“Numerous studies have shown that communities with protected lands nearby have higher than average personal income growth and job creation. The reason is simple – people are attracted to the high quality of life associated with beautiful views, undisturbed wild lands, recreation, cultural and historical landmarks, clean air and water, and diverse wildlife. If passed by Congress, this legislation will be a boost to businesses in Doña Ana County, creating more jobs in the recreation and tourism industries and continuing to attract people who want to live and work here. We can’t thank Senators Bingaman and Udall enough for their efforts.” said Renee Frank, President of the Las Cruces Green Chamber of Commerce.
Much of the wilderness area targeted for protection by the new legislation has been managed as a “Wilderness Study Area,” a Bureau of Land Management designation, since the 1980s when the Reagan Administration set it aside for protected status. If passed, the bill would create about 241,400 acres of wilderness and 99,150 acres of National Conservation Area (NCA). These areas would then be managed in ways that protect the landscape and environment from development while preserving existing uses – such as hunting, hiking and grazing.
About the Hispano Chamber of Commerce de Las Cruces: The Hispano Chamber of Commerce de Las Cruces, through its diverse membership, advocates for business growth in the community and promotes Las Cruces and Hispanic business owners through economic development, education, community service, and cultural awareness.
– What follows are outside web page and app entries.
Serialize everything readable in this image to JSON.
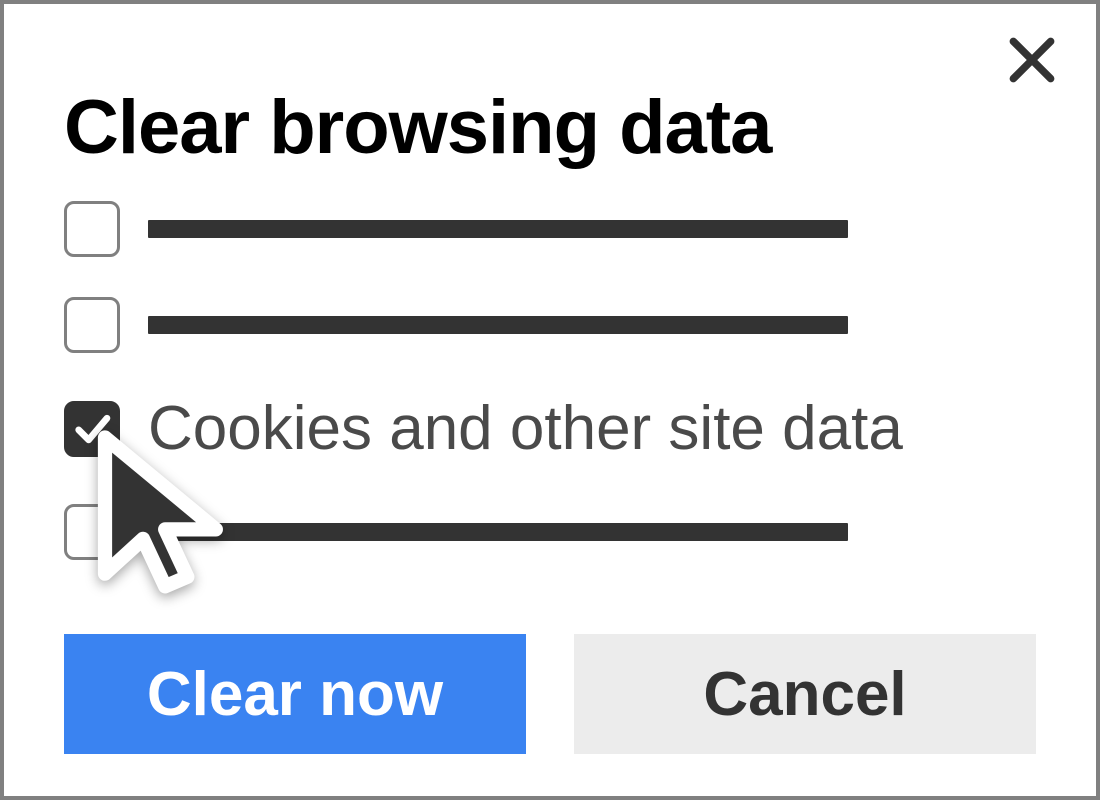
{
  "dialog": {
    "title": "Clear browsing data",
    "options": [
      {
        "label": "",
        "checked": false
      },
      {
        "label": "",
        "checked": false
      },
      {
        "label": "Cookies and other site data",
        "checked": true
      },
      {
        "label": "",
        "checked": false
      }
    ],
    "primary_label": "Clear now",
    "secondary_label": "Cancel"
  }
}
The Hispano Chamber of Commerce de Las Cruces was initiated in 1992 as the Hispano Chamber of Doña Ana County, and in 1994 incorporated as The Hispano Chamber of Commerce de Las Cruces. The original founders consisted of a group of businesspersons interested in developing a support organization for small, Hispanic businesses.
About the Las Cruces Green Chamber of Commerce: The Las Cruces Green Chamber of Commerce, a chapter of the New Mexico Green Chamber of Commerce, is a network of businesses dedicated to building a healthy, vibrant, and diverse local economy in Las Cruces and the surrounding areas. The mission of the Las Cruces Green Chamber of Commerce is to foster the success of the local economy and to promote businesses committed to environmental and social responsibility.